Diversity, consistent turnout, and growing voter-eligibility mean Millennials are the best chance to make progress on the issues that will keep our country moving forward. But an investment in mobilizing the potential of this powerful voting bloc is key. The Millennial generation can be a powerful contender for the electorate if politicians seize opportunities to reaffirm young people’s belief in bigger and better government; work to close gaps in income, racial, and education disparities; and consistently engage in mobilizing around issues that matter most to young people. But politicians won’t succeed at driving young people to the polls if they fail to recognize one crucial element when it comes to civic engagement: Millennials do things differently.
For all the pessimistic predictions and dismissing of Millennials’ impact in this election, nearly 70 percent say it is extremely or very likely they will personally vote—up from about 60 percent in July. What’s more, 72.6 percent of young people believe they have the power to change things in this country. There should be no mistake: Millennials will play a critical role in deciding the outcome on November 6.
Plenty has been said and written in the weeks leading up to the election about whether Millennials will turn out to vote and which candidate they’ll be supporting.
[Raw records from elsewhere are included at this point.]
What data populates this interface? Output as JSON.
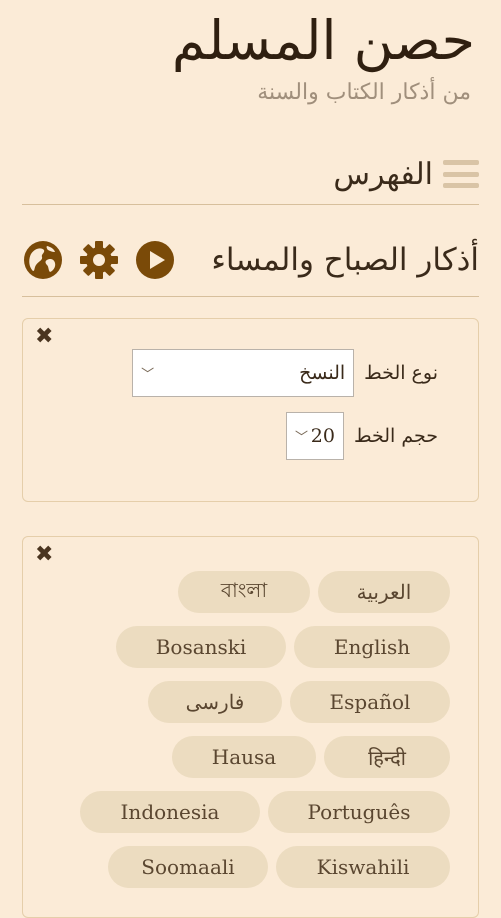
{
  "header": {
    "title": "حصن المسلم",
    "subtitle": "من أذكار الكتاب والسنة"
  },
  "index": {
    "label": "الفهرس",
    "menu_icon": "hamburger-icon"
  },
  "section": {
    "title": "أذكار الصباح والمساء",
    "icons": [
      "play-icon",
      "gear-icon",
      "globe-icon"
    ]
  },
  "settings_panel": {
    "font_type_label": "نوع الخط",
    "font_type_value": "النسخ",
    "font_size_label": "حجم الخط",
    "font_size_value": "20"
  },
  "languages": {
    "rows": [
      [
        "العربية",
        "বাংলা"
      ],
      [
        "English",
        "Bosanski"
      ],
      [
        "Español",
        "فارسی"
      ],
      [
        "हिन्दी",
        "Hausa"
      ],
      [
        "Português",
        "Indonesia"
      ],
      [
        "Kiswahili",
        "Soomaali"
      ]
    ]
  },
  "colors": {
    "background": "#fbebd7",
    "accent": "#8a5a10",
    "button_bg": "#ecdcc0"
  }
}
But little of that coverage takes a deeper look at what is motivating this generation and the many ways beyond voting that it is making a difference in its communities. Millennials face real challenges and understand that the future is uncertain, but as the most diverse and best-educated generation the country has ever seen, they are driven, confident, and ready to work for better policies and a more progressive society.